* About this exercise *
Each record, in full, must be restated word for word.

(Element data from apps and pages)
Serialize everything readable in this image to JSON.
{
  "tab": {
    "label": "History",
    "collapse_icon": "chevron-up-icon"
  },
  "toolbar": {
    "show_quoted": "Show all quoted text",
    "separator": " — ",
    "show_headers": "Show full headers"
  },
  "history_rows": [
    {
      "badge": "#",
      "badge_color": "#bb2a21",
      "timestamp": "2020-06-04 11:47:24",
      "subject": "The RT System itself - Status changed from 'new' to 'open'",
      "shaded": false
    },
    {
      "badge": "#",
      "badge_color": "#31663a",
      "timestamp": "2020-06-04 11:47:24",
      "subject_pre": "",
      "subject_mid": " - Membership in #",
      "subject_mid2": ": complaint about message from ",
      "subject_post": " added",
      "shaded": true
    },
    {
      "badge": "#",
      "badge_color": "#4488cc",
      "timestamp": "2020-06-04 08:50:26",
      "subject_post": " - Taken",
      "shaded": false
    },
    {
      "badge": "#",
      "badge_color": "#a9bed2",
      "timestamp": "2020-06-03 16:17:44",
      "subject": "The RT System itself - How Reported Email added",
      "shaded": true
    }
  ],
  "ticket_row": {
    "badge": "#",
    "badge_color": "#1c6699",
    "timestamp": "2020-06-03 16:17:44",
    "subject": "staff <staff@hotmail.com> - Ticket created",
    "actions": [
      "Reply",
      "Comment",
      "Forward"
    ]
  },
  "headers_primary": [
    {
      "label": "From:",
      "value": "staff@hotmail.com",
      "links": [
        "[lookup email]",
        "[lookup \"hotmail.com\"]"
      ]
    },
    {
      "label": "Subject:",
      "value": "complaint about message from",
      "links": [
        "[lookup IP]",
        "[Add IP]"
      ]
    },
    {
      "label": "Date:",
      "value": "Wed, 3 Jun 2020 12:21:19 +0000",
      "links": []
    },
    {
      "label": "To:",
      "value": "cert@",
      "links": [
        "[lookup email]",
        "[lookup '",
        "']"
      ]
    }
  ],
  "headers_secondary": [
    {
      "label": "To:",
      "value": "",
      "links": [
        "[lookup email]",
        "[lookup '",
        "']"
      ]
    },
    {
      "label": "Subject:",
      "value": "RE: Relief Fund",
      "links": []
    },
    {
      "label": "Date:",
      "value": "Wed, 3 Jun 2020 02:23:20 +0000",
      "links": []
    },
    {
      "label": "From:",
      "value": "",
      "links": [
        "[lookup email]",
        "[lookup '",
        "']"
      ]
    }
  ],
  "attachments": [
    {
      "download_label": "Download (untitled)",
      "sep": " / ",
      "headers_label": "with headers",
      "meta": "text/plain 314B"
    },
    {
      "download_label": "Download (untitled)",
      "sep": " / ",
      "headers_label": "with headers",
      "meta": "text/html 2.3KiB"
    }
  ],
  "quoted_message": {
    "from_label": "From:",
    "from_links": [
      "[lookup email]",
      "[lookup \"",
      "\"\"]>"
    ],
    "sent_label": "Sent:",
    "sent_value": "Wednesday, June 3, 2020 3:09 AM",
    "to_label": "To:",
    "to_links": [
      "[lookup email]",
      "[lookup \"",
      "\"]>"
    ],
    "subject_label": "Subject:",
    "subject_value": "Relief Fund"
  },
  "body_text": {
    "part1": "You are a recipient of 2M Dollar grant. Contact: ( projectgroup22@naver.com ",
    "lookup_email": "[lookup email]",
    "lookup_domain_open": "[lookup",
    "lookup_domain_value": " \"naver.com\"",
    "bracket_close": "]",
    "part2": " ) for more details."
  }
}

* Response to this exercise *
Serialize everything readable in this image to JSON.
{
  "tab": {
    "label": "History",
    "collapse_icon": "chevron-up-icon"
  },
  "toolbar": {
    "show_quoted": "Show all quoted text",
    "separator": " — ",
    "show_headers": "Show full headers"
  },
  "history_rows": [
    {
      "badge": "#",
      "badge_color": "#bb2a21",
      "timestamp": "2020-06-04 11:47:24",
      "subject": "The RT System itself - Status changed from 'new' to 'open'",
      "shaded": false
    },
    {
      "badge": "#",
      "badge_color": "#31663a",
      "timestamp": "2020-06-04 11:47:24",
      "subject_pre": "",
      "subject_mid": " - Membership in #",
      "subject_mid2": ": complaint about message from ",
      "subject_post": " added",
      "shaded": true
    },
    {
      "badge": "#",
      "badge_color": "#4488cc",
      "timestamp": "2020-06-04 08:50:26",
      "subject_post": " - Taken",
      "shaded": false
    },
    {
      "badge": "#",
      "badge_color": "#a9bed2",
      "timestamp": "2020-06-03 16:17:44",
      "subject": "The RT System itself - How Reported Email added",
      "shaded": true
    }
  ],
  "ticket_row": {
    "badge": "#",
    "badge_color": "#1c6699",
    "timestamp": "2020-06-03 16:17:44",
    "subject": "staff <staff@hotmail.com> - Ticket created",
    "actions": [
      "Reply",
      "Comment",
      "Forward"
    ]
  },
  "headers_primary": [
    {
      "label": "From:",
      "value": "staff@hotmail.com",
      "links": [
        "[lookup email]",
        "[lookup \"hotmail.com\"]"
      ]
    },
    {
      "label": "Subject:",
      "value": "complaint about message from",
      "links": [
        "[lookup IP]",
        "[Add IP]"
      ]
    },
    {
      "label": "Date:",
      "value": "Wed, 3 Jun 2020 12:21:19 +0000",
      "links": []
    },
    {
      "label": "To:",
      "value": "cert@",
      "links": [
        "[lookup email]",
        "[lookup '",
        "']"
      ]
    }
  ],
  "headers_secondary": [
    {
      "label": "To:",
      "value": "",
      "links": [
        "[lookup email]",
        "[lookup '",
        "']"
      ]
    },
    {
      "label": "Subject:",
      "value": "RE: Relief Fund",
      "links": []
    },
    {
      "label": "Date:",
      "value": "Wed, 3 Jun 2020 02:23:20 +0000",
      "links": []
    },
    {
      "label": "From:",
      "value": "",
      "links": [
        "[lookup email]",
        "[lookup '",
        "']"
      ]
    }
  ],
  "attachments": [
    {
      "download_label": "Download (untitled)",
      "sep": " / ",
      "headers_label": "with headers",
      "meta": "text/plain 314B"
    },
    {
      "download_label": "Download (untitled)",
      "sep": " / ",
      "headers_label": "with headers",
      "meta": "text/html 2.3KiB"
    }
  ],
  "quoted_message": {
    "from_label": "From:",
    "from_links": [
      "[lookup email]",
      "[lookup \"",
      "\"\"]>"
    ],
    "sent_label": "Sent:",
    "sent_value": "Wednesday, June 3, 2020 3:09 AM",
    "to_label": "To:",
    "to_links": [
      "[lookup email]",
      "[lookup \"",
      "\"]>"
    ],
    "subject_label": "Subject:",
    "subject_value": "Relief Fund"
  },
  "body_text": {
    "part1": "You are a recipient of 2M Dollar grant. Contact: ( projectgroup22@naver.com ",
    "lookup_email": "[lookup email]",
    "lookup_domain_open": "[lookup",
    "lookup_domain_value": " \"naver.com\"",
    "bracket_close": "]",
    "part2": " ) for more details."
  }
}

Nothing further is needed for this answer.